### Aim of the exercise:
For the material that follows, list every line containing the word "AISC".

### Input data:
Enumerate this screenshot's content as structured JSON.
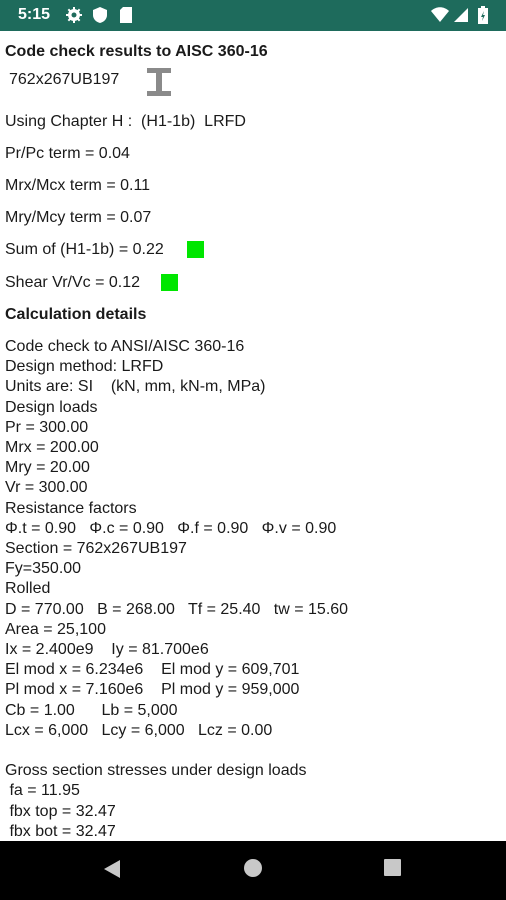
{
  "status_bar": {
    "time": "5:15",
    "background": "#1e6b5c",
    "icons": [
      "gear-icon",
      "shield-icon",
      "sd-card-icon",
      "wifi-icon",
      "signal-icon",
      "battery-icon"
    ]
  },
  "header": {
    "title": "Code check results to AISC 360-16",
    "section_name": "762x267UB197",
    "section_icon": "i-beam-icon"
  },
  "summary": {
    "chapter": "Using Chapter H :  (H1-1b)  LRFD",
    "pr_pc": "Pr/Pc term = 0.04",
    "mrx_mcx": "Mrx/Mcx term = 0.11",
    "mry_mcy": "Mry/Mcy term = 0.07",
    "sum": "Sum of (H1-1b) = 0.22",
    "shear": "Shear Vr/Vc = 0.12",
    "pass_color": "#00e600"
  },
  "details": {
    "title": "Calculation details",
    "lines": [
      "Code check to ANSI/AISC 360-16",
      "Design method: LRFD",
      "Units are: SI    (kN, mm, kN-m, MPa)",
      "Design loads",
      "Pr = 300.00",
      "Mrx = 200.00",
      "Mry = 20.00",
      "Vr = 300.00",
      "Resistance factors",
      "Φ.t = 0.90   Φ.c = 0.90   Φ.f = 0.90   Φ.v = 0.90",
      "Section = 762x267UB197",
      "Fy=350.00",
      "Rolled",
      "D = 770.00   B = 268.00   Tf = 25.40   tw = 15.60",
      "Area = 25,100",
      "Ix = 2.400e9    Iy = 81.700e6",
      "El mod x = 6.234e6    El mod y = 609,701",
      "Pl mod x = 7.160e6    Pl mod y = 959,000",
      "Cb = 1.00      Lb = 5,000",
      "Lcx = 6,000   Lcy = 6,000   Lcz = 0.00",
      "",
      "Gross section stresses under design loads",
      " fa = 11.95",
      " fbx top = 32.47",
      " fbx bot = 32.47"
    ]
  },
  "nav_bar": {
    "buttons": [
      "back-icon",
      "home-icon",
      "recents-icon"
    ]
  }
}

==

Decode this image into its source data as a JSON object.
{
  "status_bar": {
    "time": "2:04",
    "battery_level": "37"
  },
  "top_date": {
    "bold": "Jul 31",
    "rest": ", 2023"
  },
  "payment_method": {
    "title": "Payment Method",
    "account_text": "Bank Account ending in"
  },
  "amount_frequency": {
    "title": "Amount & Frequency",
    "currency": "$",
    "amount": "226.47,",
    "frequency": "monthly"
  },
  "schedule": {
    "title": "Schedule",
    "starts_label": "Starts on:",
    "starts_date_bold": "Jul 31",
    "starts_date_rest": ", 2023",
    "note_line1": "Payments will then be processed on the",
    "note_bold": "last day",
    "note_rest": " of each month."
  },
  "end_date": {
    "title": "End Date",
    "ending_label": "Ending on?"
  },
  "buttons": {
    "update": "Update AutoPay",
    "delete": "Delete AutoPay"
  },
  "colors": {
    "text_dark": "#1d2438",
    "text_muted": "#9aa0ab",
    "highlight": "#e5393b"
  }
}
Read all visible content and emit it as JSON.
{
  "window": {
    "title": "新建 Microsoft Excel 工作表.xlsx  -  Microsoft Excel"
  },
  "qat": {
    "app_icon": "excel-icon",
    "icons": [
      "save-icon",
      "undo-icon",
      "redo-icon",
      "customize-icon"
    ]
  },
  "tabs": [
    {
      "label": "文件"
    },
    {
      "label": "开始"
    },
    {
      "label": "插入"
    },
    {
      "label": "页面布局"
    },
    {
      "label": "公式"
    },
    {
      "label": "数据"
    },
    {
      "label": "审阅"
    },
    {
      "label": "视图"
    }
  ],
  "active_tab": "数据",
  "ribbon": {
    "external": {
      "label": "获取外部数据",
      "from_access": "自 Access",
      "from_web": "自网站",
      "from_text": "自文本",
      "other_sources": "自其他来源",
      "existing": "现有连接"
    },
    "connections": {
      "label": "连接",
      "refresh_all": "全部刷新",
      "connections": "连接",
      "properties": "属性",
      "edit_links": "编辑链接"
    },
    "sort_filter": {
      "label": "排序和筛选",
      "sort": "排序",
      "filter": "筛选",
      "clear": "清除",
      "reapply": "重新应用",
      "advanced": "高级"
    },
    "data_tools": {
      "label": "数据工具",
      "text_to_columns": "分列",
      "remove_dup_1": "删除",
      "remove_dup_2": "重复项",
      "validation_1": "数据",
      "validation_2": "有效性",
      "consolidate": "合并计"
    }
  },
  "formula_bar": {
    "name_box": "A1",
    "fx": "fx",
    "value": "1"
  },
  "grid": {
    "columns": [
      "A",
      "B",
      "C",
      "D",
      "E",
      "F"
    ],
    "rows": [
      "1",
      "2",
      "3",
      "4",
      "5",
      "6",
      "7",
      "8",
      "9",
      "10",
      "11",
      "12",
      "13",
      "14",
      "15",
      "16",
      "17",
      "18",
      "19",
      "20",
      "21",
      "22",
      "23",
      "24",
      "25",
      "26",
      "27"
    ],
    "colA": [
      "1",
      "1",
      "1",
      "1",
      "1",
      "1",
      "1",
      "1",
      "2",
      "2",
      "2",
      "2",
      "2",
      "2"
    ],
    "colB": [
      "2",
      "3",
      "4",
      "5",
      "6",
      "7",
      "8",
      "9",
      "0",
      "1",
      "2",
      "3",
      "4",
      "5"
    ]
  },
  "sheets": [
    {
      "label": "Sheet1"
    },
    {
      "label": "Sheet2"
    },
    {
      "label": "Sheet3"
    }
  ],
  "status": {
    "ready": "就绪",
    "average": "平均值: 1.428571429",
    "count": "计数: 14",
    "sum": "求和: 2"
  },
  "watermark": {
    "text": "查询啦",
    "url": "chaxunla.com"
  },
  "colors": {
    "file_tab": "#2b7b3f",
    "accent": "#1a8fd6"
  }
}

### Expected answer:
    "title": "Code check results to AISC 360-16",
      "Code check to ANSI/AISC 360-16",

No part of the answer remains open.